=== Begin Enclosure ===
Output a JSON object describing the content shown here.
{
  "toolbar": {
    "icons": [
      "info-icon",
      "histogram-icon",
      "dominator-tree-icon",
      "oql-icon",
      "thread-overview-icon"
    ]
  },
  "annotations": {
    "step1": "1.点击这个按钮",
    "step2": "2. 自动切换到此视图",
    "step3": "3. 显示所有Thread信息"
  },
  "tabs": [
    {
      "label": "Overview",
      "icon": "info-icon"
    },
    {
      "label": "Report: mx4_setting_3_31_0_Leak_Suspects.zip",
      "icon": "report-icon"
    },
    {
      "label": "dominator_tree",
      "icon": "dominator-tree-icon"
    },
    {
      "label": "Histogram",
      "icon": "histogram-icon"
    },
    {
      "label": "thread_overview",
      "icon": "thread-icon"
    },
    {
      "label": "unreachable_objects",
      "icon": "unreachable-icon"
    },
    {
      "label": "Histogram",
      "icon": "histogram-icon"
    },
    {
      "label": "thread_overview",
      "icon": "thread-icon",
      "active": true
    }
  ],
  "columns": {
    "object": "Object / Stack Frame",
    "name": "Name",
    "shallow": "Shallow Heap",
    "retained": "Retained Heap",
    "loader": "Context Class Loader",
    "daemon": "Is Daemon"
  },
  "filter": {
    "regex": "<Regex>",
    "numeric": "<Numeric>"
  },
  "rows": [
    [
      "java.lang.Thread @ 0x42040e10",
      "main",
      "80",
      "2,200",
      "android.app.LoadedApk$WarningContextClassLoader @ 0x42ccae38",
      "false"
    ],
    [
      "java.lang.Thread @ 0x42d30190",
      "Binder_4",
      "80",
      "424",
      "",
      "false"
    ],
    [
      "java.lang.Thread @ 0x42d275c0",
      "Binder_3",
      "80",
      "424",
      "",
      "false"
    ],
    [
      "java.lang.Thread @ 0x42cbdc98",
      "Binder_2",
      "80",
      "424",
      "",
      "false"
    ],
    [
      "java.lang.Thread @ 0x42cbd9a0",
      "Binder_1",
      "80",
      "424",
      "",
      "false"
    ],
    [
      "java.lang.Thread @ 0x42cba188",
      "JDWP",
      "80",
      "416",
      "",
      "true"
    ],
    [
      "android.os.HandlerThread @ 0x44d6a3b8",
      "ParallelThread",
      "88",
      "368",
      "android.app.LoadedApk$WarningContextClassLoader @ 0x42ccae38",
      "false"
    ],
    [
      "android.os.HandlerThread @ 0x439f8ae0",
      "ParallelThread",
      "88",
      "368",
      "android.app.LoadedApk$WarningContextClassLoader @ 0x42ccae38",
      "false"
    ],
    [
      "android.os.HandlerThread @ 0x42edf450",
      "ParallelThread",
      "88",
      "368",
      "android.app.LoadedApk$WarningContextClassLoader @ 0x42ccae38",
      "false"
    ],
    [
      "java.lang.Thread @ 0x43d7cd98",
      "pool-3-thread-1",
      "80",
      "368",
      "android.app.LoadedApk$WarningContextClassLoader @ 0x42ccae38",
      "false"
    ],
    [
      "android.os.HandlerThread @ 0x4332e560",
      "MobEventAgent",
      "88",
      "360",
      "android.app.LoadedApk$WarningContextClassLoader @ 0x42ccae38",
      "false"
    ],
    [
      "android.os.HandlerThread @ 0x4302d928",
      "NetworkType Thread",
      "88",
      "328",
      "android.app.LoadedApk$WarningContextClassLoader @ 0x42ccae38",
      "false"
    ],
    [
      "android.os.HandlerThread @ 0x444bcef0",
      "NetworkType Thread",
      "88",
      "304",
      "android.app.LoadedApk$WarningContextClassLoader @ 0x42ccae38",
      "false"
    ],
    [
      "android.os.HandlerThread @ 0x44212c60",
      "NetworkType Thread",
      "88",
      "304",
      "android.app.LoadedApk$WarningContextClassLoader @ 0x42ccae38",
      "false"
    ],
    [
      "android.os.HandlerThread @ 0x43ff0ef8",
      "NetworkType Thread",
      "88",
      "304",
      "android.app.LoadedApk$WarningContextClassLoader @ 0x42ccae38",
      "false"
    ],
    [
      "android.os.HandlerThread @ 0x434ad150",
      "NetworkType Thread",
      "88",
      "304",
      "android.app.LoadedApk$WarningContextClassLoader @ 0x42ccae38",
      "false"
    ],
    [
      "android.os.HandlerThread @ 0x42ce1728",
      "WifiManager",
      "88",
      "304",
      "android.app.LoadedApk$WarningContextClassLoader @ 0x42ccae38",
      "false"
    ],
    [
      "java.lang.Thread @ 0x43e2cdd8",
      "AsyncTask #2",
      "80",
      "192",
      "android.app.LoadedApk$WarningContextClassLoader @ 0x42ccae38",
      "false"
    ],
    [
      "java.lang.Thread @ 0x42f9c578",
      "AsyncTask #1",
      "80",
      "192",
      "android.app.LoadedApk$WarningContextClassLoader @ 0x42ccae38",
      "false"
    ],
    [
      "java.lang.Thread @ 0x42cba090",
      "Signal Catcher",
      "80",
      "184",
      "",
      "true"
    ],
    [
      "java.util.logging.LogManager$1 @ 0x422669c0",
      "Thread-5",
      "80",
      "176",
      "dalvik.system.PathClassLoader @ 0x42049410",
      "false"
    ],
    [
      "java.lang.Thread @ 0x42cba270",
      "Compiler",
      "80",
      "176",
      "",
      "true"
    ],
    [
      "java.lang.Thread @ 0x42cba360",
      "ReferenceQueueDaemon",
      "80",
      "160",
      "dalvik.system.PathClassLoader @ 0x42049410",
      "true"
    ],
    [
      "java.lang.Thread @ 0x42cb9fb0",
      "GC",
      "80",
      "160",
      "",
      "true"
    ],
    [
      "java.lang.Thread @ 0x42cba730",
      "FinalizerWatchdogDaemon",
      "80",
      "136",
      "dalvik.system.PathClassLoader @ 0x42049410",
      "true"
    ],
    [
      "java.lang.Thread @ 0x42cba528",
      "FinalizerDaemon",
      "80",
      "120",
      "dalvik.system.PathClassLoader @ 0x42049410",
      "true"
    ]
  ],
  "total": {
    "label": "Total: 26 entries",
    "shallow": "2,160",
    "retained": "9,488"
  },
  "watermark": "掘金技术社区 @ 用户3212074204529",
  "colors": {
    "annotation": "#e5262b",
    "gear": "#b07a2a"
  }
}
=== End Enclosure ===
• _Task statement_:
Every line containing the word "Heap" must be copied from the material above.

• _Written response_:
    "shallow": "Shallow Heap",
    "retained": "Retained Heap",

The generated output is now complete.